Aspects of the Reception of Flavius Josephus in the Middle Ages: The Greek-Speaking East and the Latin-Speaking West
From Noah Kaye on September 30th, 2020
Public lecture by Dr. Theofili Kampianaki (University of Birmingham), sponsored by the The Michael and Elaine Serling Institute for Jewish Studies and Modern Israel at Michigan State University.
No Jewish works, except the biblical texts, were used by Christians on such a
large scale as the Judean Antiquities and Judean War of the Jewish-Roman historian
Flavius Josephus (37-100 CE). His works (narrating the events from the biblical
Creation to the destruction of Jerusalem in 70 CE) became central to the
construction of Christian thought and identity across the Greek-speaking East
and the Latin-speaking West in the Middle Ages. Dr. Kampianaki will explore

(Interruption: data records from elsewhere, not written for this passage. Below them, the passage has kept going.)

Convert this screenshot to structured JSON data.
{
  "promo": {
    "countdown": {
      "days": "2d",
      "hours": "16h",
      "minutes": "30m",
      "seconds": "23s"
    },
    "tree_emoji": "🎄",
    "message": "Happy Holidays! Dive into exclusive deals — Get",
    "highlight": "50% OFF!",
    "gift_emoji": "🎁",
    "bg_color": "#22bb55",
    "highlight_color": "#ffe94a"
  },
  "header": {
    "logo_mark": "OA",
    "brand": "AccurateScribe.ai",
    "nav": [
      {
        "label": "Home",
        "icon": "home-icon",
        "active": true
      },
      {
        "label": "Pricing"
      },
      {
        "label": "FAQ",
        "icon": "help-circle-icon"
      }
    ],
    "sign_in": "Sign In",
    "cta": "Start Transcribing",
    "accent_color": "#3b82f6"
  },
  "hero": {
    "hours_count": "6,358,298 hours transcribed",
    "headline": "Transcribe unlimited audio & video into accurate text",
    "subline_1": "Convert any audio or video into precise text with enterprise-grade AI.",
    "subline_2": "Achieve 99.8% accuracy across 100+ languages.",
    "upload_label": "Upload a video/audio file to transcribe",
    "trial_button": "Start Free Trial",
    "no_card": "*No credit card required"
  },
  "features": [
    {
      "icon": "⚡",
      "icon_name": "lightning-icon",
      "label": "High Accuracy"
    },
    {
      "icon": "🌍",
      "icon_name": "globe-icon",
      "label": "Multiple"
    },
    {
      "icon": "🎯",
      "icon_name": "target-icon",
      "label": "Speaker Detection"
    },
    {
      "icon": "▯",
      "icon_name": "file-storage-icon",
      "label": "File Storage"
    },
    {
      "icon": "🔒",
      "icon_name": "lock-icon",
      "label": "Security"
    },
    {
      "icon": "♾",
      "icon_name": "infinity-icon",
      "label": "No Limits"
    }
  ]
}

the reasons why and the ways through which a notable Jewish author, such as
Josephus, entered the Christian sphere, while his Jewish origins were still being
acknowledged. It will further investigate how Josephus was perceived particularly in the Medieval Greek literary tradition and how his works played a key role in the formation of genres recording history of the Church or of the Byzantine state. Theofili Kampianaki is a Research Fellow at the School of History and Cultures in the University of Birmingham in the UK. She holds a Master’s and a Doctorate in Medieval Greek and Latin Languages from the University of Oxford. She is currently revising her doctoral thesis, which examined the twelfth-century chronicle of John Zonaras, a best-seller of the Greek-speaking world in medieval times, for submission
to Oxford University Press. She is particularly interested in the reception of classical authors in medieval literature, having published articles on the adaptation of Plutarch by Medieval Greek chroniclers and the reception of the historian Flavius Josephus in Medieval Greek and Latin literature. In the course of her studies, she has received scholarships from Wolfson College Oxford, the Alexander Onassis Foundation and the A.G. Leventis Foundation.